▶ _WHAT YOU SHOULD DO_
Return every line from the records below in which the word "kind" is found.

Collected data:
::::::

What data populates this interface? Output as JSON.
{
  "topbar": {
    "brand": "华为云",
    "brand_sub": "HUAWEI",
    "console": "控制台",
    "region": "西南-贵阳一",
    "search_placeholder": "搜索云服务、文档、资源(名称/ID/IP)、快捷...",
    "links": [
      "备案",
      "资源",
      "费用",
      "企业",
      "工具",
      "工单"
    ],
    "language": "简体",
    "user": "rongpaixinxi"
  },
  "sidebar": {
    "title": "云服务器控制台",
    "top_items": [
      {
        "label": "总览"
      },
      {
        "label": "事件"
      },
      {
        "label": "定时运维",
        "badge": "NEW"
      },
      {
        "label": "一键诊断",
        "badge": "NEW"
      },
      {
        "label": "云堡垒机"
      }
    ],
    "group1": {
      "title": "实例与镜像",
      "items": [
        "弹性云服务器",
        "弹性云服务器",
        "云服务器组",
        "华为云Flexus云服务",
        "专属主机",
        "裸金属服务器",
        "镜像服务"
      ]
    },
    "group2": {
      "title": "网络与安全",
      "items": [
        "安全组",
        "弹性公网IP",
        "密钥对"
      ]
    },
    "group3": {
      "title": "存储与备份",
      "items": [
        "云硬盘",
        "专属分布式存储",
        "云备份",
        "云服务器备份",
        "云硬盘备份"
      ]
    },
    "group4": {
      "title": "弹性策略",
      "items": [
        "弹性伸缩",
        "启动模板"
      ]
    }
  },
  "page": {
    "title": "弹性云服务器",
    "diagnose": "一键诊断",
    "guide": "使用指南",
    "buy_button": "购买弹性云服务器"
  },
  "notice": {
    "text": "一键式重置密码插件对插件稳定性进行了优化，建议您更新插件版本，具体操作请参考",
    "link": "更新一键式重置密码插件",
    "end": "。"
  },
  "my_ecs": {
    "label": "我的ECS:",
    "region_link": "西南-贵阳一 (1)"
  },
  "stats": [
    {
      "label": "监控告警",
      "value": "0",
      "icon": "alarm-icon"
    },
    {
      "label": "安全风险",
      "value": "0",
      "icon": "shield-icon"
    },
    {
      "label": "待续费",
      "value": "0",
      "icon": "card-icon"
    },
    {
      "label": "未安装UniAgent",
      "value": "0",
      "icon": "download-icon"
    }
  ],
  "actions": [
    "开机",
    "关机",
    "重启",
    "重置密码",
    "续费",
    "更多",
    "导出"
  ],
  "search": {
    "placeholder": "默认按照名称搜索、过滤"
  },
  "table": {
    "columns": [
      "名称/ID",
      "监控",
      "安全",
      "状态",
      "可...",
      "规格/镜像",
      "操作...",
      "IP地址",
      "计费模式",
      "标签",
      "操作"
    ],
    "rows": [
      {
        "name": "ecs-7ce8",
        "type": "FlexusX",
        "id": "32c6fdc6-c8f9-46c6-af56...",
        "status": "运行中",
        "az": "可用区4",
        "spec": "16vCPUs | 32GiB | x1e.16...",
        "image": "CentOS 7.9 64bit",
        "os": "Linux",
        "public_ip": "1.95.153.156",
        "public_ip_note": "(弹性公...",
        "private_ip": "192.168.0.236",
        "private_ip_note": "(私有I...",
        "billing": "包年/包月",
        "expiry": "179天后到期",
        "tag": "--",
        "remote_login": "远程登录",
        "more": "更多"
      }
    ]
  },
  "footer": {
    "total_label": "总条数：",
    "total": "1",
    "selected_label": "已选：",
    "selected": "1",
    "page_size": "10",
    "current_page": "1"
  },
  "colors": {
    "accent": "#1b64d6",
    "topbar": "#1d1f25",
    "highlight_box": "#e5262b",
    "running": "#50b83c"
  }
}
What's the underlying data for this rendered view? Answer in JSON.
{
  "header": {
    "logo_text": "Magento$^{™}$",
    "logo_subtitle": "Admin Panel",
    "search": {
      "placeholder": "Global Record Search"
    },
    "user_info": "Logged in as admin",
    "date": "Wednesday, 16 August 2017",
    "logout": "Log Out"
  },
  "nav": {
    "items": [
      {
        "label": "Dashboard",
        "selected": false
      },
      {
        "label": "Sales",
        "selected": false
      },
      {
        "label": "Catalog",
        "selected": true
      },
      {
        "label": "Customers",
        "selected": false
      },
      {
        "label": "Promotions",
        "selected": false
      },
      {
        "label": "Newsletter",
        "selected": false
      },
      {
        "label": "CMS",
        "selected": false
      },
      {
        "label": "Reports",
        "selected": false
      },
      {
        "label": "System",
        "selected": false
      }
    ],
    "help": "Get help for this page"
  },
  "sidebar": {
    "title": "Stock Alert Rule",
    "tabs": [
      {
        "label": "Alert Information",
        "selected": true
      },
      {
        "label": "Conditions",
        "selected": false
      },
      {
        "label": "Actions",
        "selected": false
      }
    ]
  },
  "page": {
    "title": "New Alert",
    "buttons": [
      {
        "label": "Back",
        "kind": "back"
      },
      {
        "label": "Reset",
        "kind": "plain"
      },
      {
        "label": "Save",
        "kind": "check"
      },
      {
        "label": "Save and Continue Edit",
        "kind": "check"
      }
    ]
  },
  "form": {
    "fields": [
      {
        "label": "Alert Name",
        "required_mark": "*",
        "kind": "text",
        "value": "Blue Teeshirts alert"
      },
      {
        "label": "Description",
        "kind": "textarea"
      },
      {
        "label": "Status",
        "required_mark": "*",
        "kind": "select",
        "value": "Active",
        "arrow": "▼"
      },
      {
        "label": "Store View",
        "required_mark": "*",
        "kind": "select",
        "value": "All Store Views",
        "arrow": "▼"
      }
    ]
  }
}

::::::

▶ _RESPONSE BELOW_
        "kind": "back"
        "kind": "plain"
        "kind": "check"
        "kind": "check"
        "kind": "text",
        "kind": "textarea"
        "kind": "select",
        "kind": "select",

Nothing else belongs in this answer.